DIRECTIONS: Return the lines below that contain the word "Untitled".

RECORDS SUPPLIED:
+-------+

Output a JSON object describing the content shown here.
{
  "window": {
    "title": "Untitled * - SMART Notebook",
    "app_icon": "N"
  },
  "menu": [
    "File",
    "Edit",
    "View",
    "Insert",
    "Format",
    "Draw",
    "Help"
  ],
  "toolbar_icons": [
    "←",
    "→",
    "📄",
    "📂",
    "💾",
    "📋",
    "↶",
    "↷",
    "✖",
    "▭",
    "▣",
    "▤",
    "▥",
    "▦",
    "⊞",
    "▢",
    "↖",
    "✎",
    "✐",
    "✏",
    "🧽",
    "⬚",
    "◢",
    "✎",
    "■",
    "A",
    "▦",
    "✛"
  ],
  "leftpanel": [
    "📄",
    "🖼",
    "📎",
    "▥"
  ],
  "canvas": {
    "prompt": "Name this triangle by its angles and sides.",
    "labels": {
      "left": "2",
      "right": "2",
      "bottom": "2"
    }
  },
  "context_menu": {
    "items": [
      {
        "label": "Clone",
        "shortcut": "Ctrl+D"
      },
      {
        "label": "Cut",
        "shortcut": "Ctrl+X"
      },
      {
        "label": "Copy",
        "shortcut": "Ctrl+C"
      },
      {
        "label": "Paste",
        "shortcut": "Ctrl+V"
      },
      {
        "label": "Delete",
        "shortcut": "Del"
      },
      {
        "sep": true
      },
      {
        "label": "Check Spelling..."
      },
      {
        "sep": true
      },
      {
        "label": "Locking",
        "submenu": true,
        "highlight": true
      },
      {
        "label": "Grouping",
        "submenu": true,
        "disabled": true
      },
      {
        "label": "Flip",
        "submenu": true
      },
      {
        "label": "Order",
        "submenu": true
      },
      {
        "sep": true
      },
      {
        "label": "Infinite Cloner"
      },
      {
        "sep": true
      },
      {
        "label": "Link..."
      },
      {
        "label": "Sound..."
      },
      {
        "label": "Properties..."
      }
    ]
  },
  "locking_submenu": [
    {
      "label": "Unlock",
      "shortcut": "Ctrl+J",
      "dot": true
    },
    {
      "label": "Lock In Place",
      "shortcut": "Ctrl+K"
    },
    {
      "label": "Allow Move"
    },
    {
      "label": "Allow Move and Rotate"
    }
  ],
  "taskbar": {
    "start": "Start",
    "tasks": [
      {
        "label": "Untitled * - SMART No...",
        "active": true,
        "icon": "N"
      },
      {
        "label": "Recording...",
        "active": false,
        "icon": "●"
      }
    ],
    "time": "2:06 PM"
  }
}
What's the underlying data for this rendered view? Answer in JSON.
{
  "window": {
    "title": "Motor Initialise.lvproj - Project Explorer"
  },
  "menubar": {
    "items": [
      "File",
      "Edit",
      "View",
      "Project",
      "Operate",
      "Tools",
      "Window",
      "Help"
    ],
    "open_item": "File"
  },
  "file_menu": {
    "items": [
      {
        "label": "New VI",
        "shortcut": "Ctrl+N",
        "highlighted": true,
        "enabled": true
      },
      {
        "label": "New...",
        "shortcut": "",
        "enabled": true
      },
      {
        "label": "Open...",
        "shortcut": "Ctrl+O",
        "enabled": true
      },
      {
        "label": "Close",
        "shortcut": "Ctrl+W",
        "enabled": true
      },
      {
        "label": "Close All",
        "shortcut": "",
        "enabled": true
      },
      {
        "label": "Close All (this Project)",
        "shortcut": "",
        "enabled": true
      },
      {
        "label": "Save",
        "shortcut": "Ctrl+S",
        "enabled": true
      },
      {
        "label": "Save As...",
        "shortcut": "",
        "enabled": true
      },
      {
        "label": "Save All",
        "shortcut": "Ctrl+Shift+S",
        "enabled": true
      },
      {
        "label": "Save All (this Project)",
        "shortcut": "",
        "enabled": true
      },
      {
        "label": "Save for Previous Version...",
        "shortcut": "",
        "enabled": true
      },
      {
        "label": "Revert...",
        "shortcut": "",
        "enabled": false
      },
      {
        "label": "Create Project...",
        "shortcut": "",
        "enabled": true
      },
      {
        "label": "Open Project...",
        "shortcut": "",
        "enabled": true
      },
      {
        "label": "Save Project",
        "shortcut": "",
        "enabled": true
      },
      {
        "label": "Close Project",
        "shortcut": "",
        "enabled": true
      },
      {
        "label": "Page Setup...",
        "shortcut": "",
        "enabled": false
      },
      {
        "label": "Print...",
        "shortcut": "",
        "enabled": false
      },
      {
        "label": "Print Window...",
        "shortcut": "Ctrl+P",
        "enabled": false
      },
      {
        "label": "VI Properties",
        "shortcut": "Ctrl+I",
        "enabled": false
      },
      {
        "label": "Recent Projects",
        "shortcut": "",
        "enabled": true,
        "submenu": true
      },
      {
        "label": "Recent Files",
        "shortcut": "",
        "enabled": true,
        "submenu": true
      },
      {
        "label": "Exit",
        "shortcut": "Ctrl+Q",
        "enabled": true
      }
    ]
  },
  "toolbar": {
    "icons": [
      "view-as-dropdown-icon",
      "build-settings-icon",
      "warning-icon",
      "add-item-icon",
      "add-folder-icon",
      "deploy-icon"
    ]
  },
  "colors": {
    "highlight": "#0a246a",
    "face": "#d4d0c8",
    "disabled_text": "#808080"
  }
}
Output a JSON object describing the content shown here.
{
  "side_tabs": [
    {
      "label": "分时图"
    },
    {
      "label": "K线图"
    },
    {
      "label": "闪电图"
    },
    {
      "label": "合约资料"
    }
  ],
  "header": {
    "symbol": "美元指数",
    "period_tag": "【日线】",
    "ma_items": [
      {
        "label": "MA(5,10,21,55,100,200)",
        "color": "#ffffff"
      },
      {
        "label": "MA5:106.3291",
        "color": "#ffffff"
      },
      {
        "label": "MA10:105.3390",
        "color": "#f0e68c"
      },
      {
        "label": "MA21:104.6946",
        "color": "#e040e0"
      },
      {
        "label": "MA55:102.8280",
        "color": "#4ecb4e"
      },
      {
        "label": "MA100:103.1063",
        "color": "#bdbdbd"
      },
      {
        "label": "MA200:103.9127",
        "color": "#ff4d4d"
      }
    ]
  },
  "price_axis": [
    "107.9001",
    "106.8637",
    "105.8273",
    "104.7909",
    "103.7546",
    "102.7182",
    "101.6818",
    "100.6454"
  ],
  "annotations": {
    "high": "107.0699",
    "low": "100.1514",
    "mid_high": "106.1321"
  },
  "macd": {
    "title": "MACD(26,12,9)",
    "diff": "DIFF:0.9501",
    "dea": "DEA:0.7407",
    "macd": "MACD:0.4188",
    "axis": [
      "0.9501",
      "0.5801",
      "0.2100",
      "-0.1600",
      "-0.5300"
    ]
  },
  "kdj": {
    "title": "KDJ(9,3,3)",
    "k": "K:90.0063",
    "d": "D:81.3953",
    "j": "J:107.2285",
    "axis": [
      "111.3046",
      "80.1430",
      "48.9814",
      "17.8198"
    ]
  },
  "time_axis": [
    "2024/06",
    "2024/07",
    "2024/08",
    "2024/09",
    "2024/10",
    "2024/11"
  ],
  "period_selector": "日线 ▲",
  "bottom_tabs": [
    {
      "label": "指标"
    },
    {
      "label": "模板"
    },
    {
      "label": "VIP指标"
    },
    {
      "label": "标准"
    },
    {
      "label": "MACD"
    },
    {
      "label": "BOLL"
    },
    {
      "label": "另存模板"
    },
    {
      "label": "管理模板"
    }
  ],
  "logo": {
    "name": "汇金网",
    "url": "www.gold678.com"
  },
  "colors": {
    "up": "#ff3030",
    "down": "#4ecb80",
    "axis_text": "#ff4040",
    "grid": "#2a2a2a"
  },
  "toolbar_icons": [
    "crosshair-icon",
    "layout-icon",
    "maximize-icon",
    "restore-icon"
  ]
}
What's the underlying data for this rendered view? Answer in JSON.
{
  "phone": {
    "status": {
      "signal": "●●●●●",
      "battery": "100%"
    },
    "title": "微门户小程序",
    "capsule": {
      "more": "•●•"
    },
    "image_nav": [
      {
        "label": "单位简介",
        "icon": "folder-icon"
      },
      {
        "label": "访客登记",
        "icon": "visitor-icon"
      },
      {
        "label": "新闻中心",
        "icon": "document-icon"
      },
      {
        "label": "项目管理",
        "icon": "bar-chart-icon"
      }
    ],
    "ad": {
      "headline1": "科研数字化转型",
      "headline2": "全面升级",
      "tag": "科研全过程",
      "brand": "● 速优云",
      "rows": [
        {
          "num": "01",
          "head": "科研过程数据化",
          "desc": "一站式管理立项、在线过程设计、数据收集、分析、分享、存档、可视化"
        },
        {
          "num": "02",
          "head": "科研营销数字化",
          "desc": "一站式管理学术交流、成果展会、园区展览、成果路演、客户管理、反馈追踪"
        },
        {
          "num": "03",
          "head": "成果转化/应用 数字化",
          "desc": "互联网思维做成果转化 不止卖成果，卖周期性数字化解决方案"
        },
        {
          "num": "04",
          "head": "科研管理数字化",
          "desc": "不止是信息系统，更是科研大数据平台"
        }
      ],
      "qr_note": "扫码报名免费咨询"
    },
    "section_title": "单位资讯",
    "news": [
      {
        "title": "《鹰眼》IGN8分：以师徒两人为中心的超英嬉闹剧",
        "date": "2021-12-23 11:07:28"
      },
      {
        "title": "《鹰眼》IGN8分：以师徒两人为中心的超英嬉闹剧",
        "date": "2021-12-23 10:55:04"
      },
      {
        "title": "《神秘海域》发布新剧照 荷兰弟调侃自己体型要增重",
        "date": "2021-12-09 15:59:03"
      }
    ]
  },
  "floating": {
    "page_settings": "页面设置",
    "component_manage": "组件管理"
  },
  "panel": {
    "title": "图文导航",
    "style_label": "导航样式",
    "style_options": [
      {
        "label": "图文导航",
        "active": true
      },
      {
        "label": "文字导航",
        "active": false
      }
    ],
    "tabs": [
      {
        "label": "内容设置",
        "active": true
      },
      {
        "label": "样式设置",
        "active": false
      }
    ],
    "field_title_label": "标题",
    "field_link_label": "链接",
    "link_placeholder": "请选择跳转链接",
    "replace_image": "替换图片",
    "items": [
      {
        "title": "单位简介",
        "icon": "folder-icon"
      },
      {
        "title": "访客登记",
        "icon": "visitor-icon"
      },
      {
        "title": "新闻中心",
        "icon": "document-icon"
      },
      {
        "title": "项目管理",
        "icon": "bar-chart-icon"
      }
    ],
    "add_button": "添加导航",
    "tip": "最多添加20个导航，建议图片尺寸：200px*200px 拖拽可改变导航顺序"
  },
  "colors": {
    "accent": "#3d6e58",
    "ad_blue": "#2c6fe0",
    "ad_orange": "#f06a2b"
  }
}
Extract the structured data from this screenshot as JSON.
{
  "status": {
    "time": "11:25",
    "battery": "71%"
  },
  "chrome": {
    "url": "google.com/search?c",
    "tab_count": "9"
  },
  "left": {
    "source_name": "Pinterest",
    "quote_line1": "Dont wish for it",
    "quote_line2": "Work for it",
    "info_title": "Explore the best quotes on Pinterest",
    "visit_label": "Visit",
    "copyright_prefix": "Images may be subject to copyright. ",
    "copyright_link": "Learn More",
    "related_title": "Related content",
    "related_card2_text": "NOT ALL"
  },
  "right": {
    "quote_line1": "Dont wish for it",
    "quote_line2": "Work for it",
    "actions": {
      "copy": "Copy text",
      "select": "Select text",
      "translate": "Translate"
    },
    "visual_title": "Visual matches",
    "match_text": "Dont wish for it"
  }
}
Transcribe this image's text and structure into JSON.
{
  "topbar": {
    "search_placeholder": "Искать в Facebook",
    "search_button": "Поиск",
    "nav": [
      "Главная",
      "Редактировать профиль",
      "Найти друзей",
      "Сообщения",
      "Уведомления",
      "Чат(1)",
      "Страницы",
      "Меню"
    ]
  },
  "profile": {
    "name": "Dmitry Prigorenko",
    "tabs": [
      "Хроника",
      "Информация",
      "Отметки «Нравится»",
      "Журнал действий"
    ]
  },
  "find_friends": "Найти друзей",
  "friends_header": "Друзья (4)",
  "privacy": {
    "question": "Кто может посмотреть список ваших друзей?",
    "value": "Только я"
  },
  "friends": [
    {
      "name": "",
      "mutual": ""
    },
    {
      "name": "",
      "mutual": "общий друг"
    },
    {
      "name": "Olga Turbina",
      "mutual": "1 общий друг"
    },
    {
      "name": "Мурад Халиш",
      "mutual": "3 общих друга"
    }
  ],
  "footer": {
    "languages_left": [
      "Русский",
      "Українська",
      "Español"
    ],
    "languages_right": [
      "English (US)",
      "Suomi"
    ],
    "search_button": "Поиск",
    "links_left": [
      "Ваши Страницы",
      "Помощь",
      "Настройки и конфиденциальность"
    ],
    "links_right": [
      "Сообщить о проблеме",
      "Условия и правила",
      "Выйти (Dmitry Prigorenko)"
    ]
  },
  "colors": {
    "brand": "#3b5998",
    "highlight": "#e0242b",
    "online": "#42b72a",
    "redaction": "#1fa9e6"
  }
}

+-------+

RESULT:
    "title": "Untitled * - SMART Notebook",
        "label": "Untitled * - SMART No...",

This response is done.